The Power of Our Congregation by Judy Seldin-Cohen

Lessons from TBE’s Action on Affordable Housing That Can Inspire Us Today

In April 2010, the Temple Beth El Board passed a resolution on affordable housing and homelessness. So what, you might say – resolutions are just words. Actually, as a direct result of our stance at TBE, more than 100 homeless families are now housed and eventually 80 to 100 additional families will be housed – every year.

TBE’s board resolution evolved from conversations among congregants, a process analogous to the Listening Circles we’re holding now (more on that in a moment).

When the resolution passed, one in six TBE congregants were assisting the homeless with emergency needs through Room In The Inn, Operation Snowflake, and other temple programs that continue today.  Yet neighborhoods across Charlotte had repeatedly rejected new construction of affordable housing that would prevent homelessness.

Once the resolution became public, lay leaders from Myers Park congregations invited TBE to join their monthly breakfast meetings at Phil’s Deli to pool collective efforts on this issue. The group developed a creative idea to subsidize rents at existing market-rate apartments scattered throughout the city. This tactic would avoid neighborhood protests and eliminate construction timelines.  The group envisioned a public/private endowment, using the income to fund rental subsidies lasting up to 24 months.

From Bagels and Lox to New Affordable Housing

The Phil’s Deli coalition successfully shopped the idea – now called A Way Home — to the Foundation For The Carolinas in 2012.  Charlotte’s City Council supported the concept the following year with a $10 million endowment pledge. The innovative plan quickly drew financial support of nearly $10 million more from corporate and private donors, congregations, and FFTC itself. With some support from Mecklenburg County, agencies receiving A Way Home grants provided case workers to help families increase their wages and address the barriers that led to homelessness.

It’s an idea that works. Rental subsidies are ending for the first pilot group of A Way Home participants, and the majority remain housed and working. Nearly half renewed their lease in their same apartment without A Way Home funding, establishing three years of history as stable tenants and providing consistent schools and classmates for their children.

What’s the price for this powerful transition from homelessness to stability? A Way Home costs only $9,100 per family in rental subsidies – less than $3,000 per person.

The program provides other benefits, too. The recent Charlotte-Mecklenburg Opportunity Task Force report identified more affordable housing, desegregation, and access to social capital as critical components to healing our city.

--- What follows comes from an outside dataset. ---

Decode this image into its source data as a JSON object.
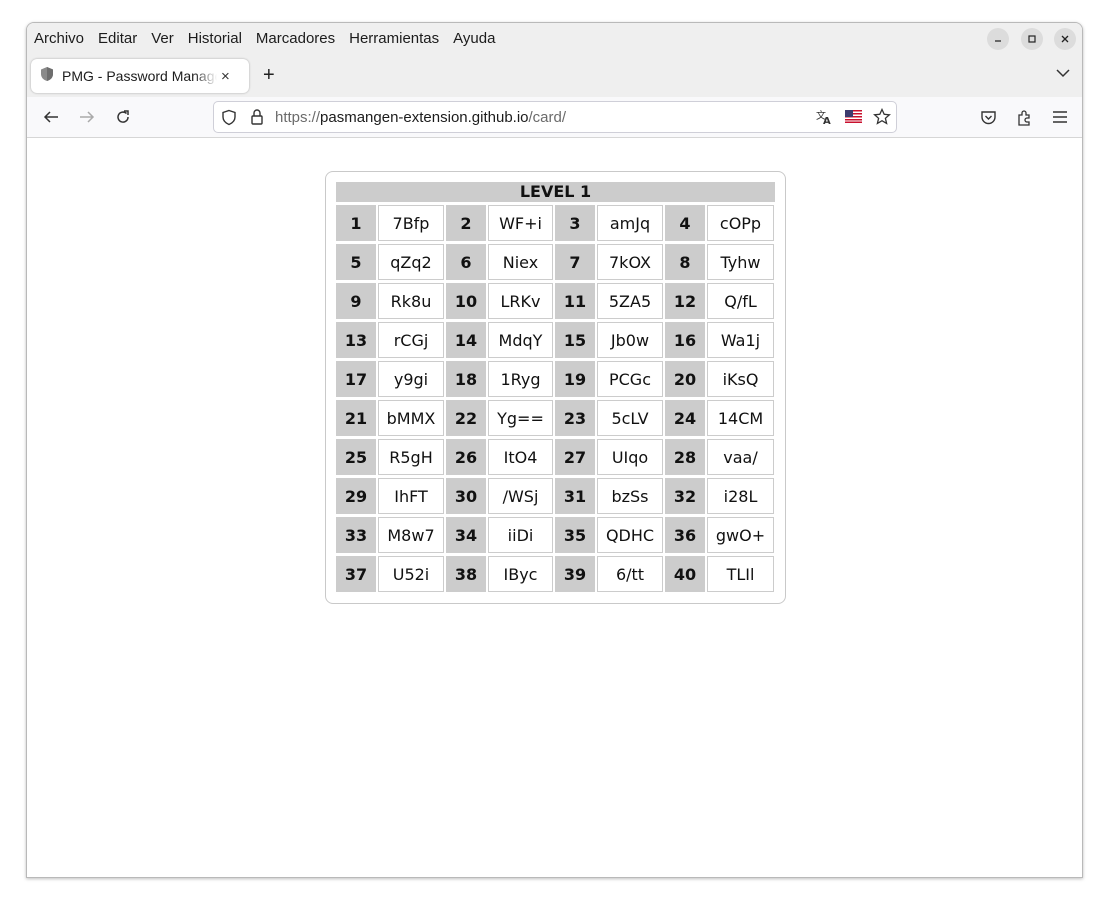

All are possible with A Way Home.

The 2010 temple resolution on affordable housing led to real change in the root causes of homelessness in Charlotte.

What Calls Us Now:  Racial Inequity

Temple Beth El is now exploring taking a congregational position again, this time on the challenge of racial inequity in our community. We have been conducting Listening Circles to talk about our experiences of race so that our congregational path represents the full spectrum of congregant viewpoints. There are several more opportunities to participate in February, including Sunday afternoon and weeknight sessions.

When we take a public stand in our community as a congregation, we can make a difference. Sign up here for one of these ninety-minute discussions to guide TBE’s work on racial inequity, so that we can again drive positive change in Charlotte.

 

 

Judy Seldin-Cohen serves on the Tzedek Council and the community organizing group at TBE, and she is now the board chair of A Way Home.  She has previously served on the temple board and chaired both the affordable housing committee and the social justice & action committee.